A tad under-rehearsed, a few missed cues and a few technical problems: Pretty much par for the course for only the second night of the European leg of the tour. It was great to see that Magnification and In The Presence Of are still in the set, but I wasn’t impressed with Rick’s keyboard arrangements for either song - Magnification, in particular, suffered from a very limp arrangement. However, by the final third of the show everything had fallen into place and the chaps were flying (quite literally in the case of Mr. Squire who took an amusing but harmless tumble during his solo spot. He blamed the lights - don’t mention the brandy with red wine mixer). However, the real problems with this show were twofold: Firstly, the woeful lack of promotion meant Yes performed to a very small crowd. How do promoters continue to get away with this sort of performance? I can only assume they all have “old rope” concessions operating as a sideline. But secondly, and most damagingly for this gig, the CIA is a terrible sounding venue with all the acoustic properties of an aircraft hanger. I’m sure the sound crew did their best but, at times, tonight’s performance sounded horrible.
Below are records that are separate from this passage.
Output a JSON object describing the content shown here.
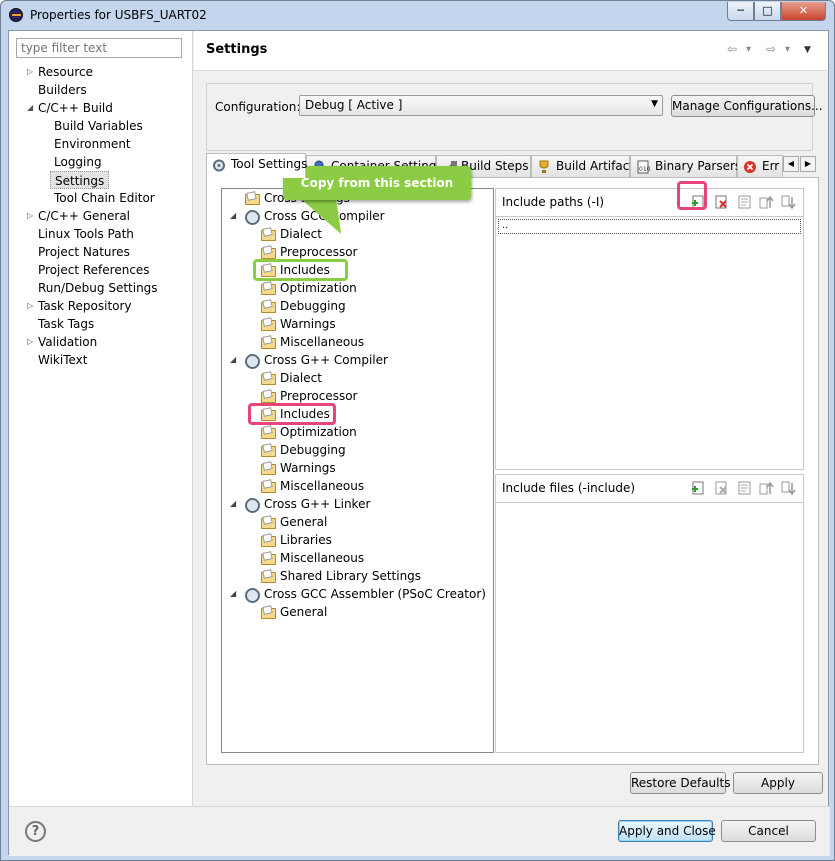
{
  "window": {
    "title": "Properties for USBFS_UART02",
    "minimize_glyph": "─",
    "maximize_glyph": "□",
    "close_glyph": "✕"
  },
  "left": {
    "filter_placeholder": "type filter text",
    "items": [
      {
        "label": "Resource",
        "toggle": "▷"
      },
      {
        "label": "Builders",
        "toggle": ""
      },
      {
        "label": "C/C++ Build",
        "toggle": "◢"
      },
      {
        "label": "Build Variables",
        "toggle": ""
      },
      {
        "label": "Environment",
        "toggle": ""
      },
      {
        "label": "Logging",
        "toggle": ""
      },
      {
        "label": "Settings",
        "toggle": ""
      },
      {
        "label": "Tool Chain Editor",
        "toggle": ""
      },
      {
        "label": "C/C++ General",
        "toggle": "▷"
      },
      {
        "label": "Linux Tools Path",
        "toggle": ""
      },
      {
        "label": "Project Natures",
        "toggle": ""
      },
      {
        "label": "Project References",
        "toggle": ""
      },
      {
        "label": "Run/Debug Settings",
        "toggle": ""
      },
      {
        "label": "Task Repository",
        "toggle": "▷"
      },
      {
        "label": "Task Tags",
        "toggle": ""
      },
      {
        "label": "Validation",
        "toggle": "▷"
      },
      {
        "label": "WikiText",
        "toggle": ""
      }
    ]
  },
  "header": {
    "title": "Settings",
    "back_glyph": "⇦",
    "forward_glyph": "⇨",
    "dropdown_glyph": "▾",
    "menu_glyph": "▼"
  },
  "config": {
    "label": "Configuration:",
    "value": "Debug  [ Active ]",
    "dropdown_glyph": "▼",
    "manage_label": "Manage Configurations..."
  },
  "tabs": [
    {
      "label": "Tool Settings",
      "icon": "tool-settings-icon"
    },
    {
      "label": "Container Settings",
      "icon": "container-icon"
    },
    {
      "label": "Build Steps",
      "icon": "build-steps-icon"
    },
    {
      "label": "Build Artifact",
      "icon": "trophy-icon"
    },
    {
      "label": "Binary Parsers",
      "icon": "binary-icon"
    },
    {
      "label": "Err",
      "icon": "error-icon"
    }
  ],
  "tab_scroll": {
    "left": "◀",
    "right": "▶"
  },
  "tree": [
    {
      "label": "Cross Settings",
      "toggle": "",
      "icon": "folder"
    },
    {
      "label": "Cross GCC Compiler",
      "toggle": "◢",
      "icon": "gear"
    },
    {
      "label": "Dialect",
      "toggle": "",
      "icon": "folder"
    },
    {
      "label": "Preprocessor",
      "toggle": "",
      "icon": "folder"
    },
    {
      "label": "Includes",
      "toggle": "",
      "icon": "folder"
    },
    {
      "label": "Optimization",
      "toggle": "",
      "icon": "folder"
    },
    {
      "label": "Debugging",
      "toggle": "",
      "icon": "folder"
    },
    {
      "label": "Warnings",
      "toggle": "",
      "icon": "folder"
    },
    {
      "label": "Miscellaneous",
      "toggle": "",
      "icon": "folder"
    },
    {
      "label": "Cross G++ Compiler",
      "toggle": "◢",
      "icon": "gear"
    },
    {
      "label": "Dialect",
      "toggle": "",
      "icon": "folder"
    },
    {
      "label": "Preprocessor",
      "toggle": "",
      "icon": "folder"
    },
    {
      "label": "Includes",
      "toggle": "",
      "icon": "folder"
    },
    {
      "label": "Optimization",
      "toggle": "",
      "icon": "folder"
    },
    {
      "label": "Debugging",
      "toggle": "",
      "icon": "folder"
    },
    {
      "label": "Warnings",
      "toggle": "",
      "icon": "folder"
    },
    {
      "label": "Miscellaneous",
      "toggle": "",
      "icon": "folder"
    },
    {
      "label": "Cross G++ Linker",
      "toggle": "◢",
      "icon": "gear"
    },
    {
      "label": "General",
      "toggle": "",
      "icon": "folder"
    },
    {
      "label": "Libraries",
      "toggle": "",
      "icon": "folder"
    },
    {
      "label": "Miscellaneous",
      "toggle": "",
      "icon": "folder"
    },
    {
      "label": "Shared Library Settings",
      "toggle": "",
      "icon": "folder"
    },
    {
      "label": "Cross GCC Assembler (PSoC Creator)",
      "toggle": "◢",
      "icon": "gear"
    },
    {
      "label": "General",
      "toggle": "",
      "icon": "folder"
    }
  ],
  "callout": {
    "text": "Copy from this section"
  },
  "include_paths": {
    "title": "Include paths (-I)",
    "selected_item": "..",
    "icons": [
      "add-icon",
      "delete-icon",
      "edit-icon",
      "move-up-icon",
      "move-down-icon"
    ]
  },
  "include_files": {
    "title": "Include files (-include)",
    "icons": [
      "add-icon",
      "delete-icon",
      "edit-icon",
      "move-up-icon",
      "move-down-icon"
    ]
  },
  "buttons": {
    "restore_defaults": "Restore Defaults",
    "apply": "Apply",
    "apply_and_close": "Apply and Close",
    "cancel": "Cancel",
    "help": "?"
  },
  "colors": {
    "callout_green": "#8ccc45",
    "highlight_pink": "#e7457a"
  }
}
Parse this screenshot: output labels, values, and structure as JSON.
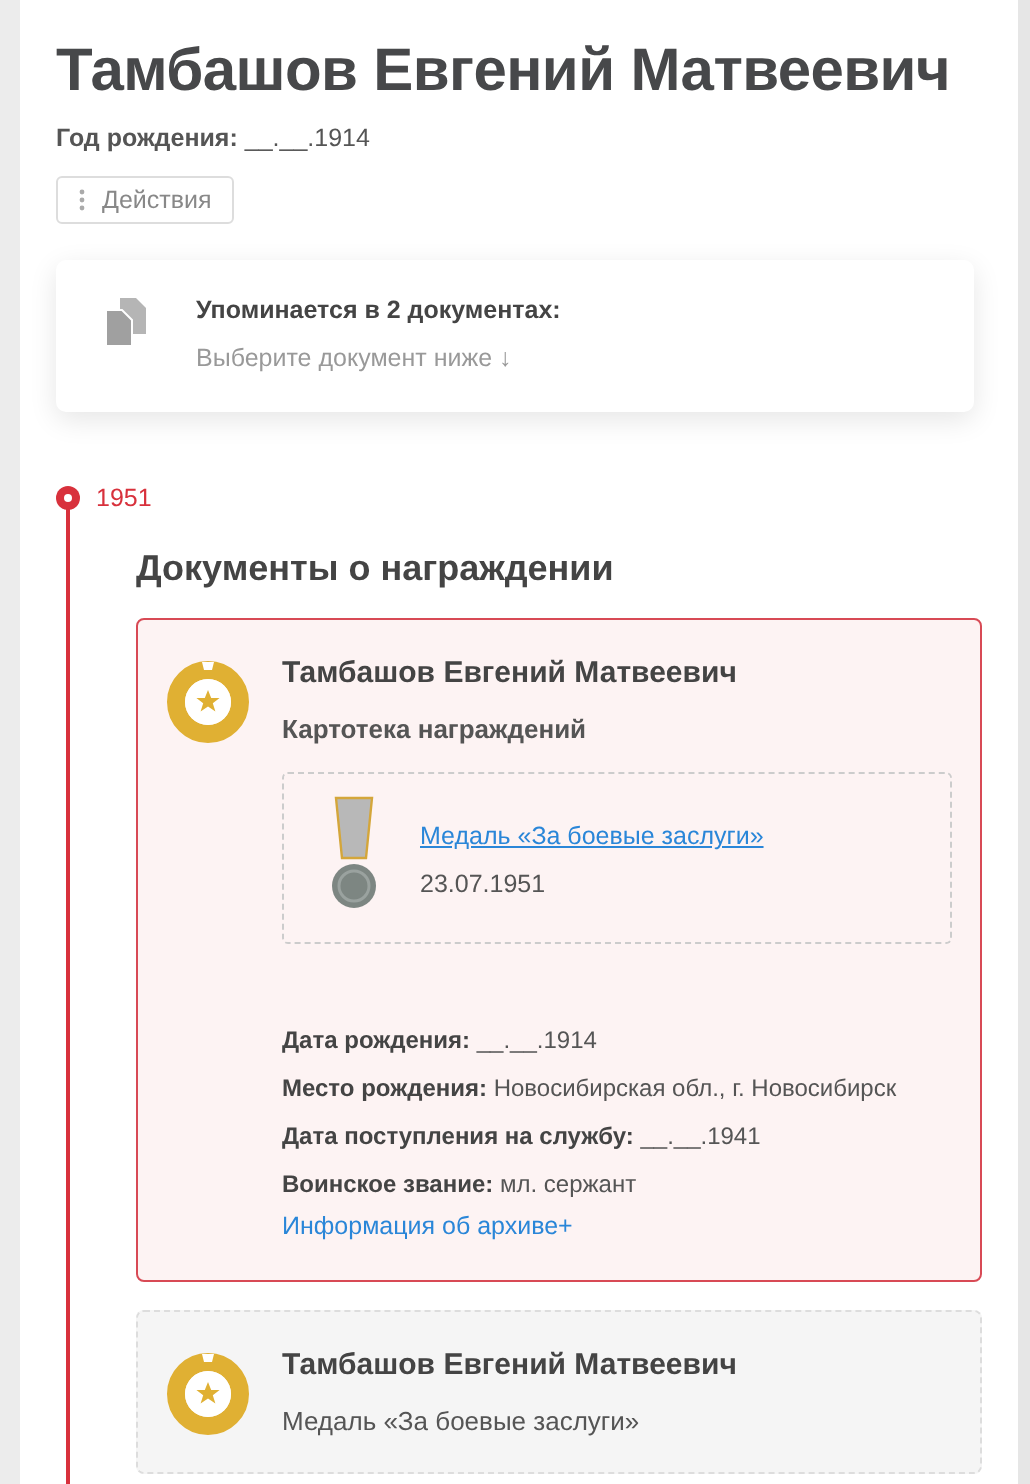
{
  "person": {
    "name": "Тамбашов Евгений Матвеевич",
    "birth_label": "Год рождения:",
    "birth_value": "__.__.1914"
  },
  "actions_button": {
    "label": "Действия"
  },
  "mentions": {
    "title": "Упоминается в 2 документах:",
    "hint": "Выберите документ ниже",
    "arrow": "↓"
  },
  "timeline": [
    {
      "year": "1951",
      "section_title": "Документы о награждении",
      "documents": [
        {
          "kind": "card_file",
          "selected": true,
          "name": "Тамбашов Евгений Матвеевич",
          "subtitle": "Картотека награждений",
          "award": {
            "link": "Медаль «За боевые заслуги»",
            "date": "23.07.1951"
          },
          "fields": [
            {
              "label": "Дата рождения:",
              "value": "__.__.1914"
            },
            {
              "label": "Место рождения:",
              "value": "Новосибирская обл., г. Новосибирск"
            },
            {
              "label": "Дата поступления на службу:",
              "value": "__.__.1941"
            },
            {
              "label": "Воинское звание:",
              "value": "мл. сержант"
            }
          ],
          "archive_link": "Информация об архиве+"
        },
        {
          "kind": "medal",
          "selected": false,
          "name": "Тамбашов Евгений Матвеевич",
          "subtitle": "Медаль «За боевые заслуги»"
        }
      ]
    }
  ]
}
In summary... a good but difficult start to the UK leg of Yes' European tour. No setlist surprises, though for people in Britain three premiers: DKtW, We Have Heaven and South Side... the latter was a rousing performance. Anderson forgot the lyrics after the piano interlude, but the quality of vocal hamonisation and the Howe/Wakeman duetting more than compensated.
The difficulty was with the sound -- shorts, damps and monitor failures plagued the first half of the show. Things improved considerably after the interval - hot performances of Sunrise, LDR and Awaken.
Squire's Fish solo was barnstorming -- in fact he fell over onec (and nearly twice, by the drum riser at the end), going on to blame the lighting. Don't mention the vodka. I do find it sad that he's playing the same (albeit rewoirked) solo after 32 years... but I credit him with making it sound fresh last night.
A few flubs and missed cues, but pretty reasonable for the second show of the European series. The encore featured ST and a shortened Roundabout. The two Mag offerings were limply received. It would be good if CTTE or another epic could go back into the set (as for some shows in the US), but maybe this is asking too much of the aged.
Visually the band are, to all but the impartial observer, risible ... like ancient time travellers caught in some Carnaby Street nightmare. The lighting was poor, and the 'set' consisted of some tacky, shiny silvery drape attached artlessly to the cabling at the front of the stage, the mic stands and the risers. It looked like a cast-off from a seedy boy scout show hut. Don't know whether it was more or less embrassing than Jon's profoundly sub-mediocre and twee 'Show Me' solo.
All that said, Yes lit the touchpaper in the last third of the concert and this tour will be a good one. Would be nice to have greater variety in setlists, but leopards don't change spots, and as has been pointed out, UK audiences will appreciate material they haven't heard in a while (or ever)... I'm one of the lucky few who catches them in the US too.
Looking forward to Nottingham tonight... and, goodness, the Glastonbury set is on the world music and jazzish stage; hell, they might even become less than laughable if they play a blinder on best material and get a wardobe adviser under 50 ;-)
Why don't bands play the St David's Centre or some other 'theatre type' venue? The acoustics at the CIA aircraft hanger were bloody awful. Beautiful music was at times reduced to mush - the venue's fault, not the band.
Rick makes such a difference. Possibly because he's well up in the mix as opposed to Koroschev who was technically as good, but there's a magic that you can't quite put your finger on. I felt that Jon looked a bit frail - possibly the back injury playing him up, but the voice was superb. Rest of the band (as usual) was excellent. Chris's tumbletoss across the stage had to be seen to be believed. Didn't miss a note though!
Some strange choices in the set which would please die hard Yes-heads but probably left others a bit bemused, but the truth is they're never going to please everybody with song choices.
All in all, great to see the same line up as at Wembley in '78 - a bit spooky that I was 18 then, and my son who came along to the show is 14 (he thought Steve Howe was 72!)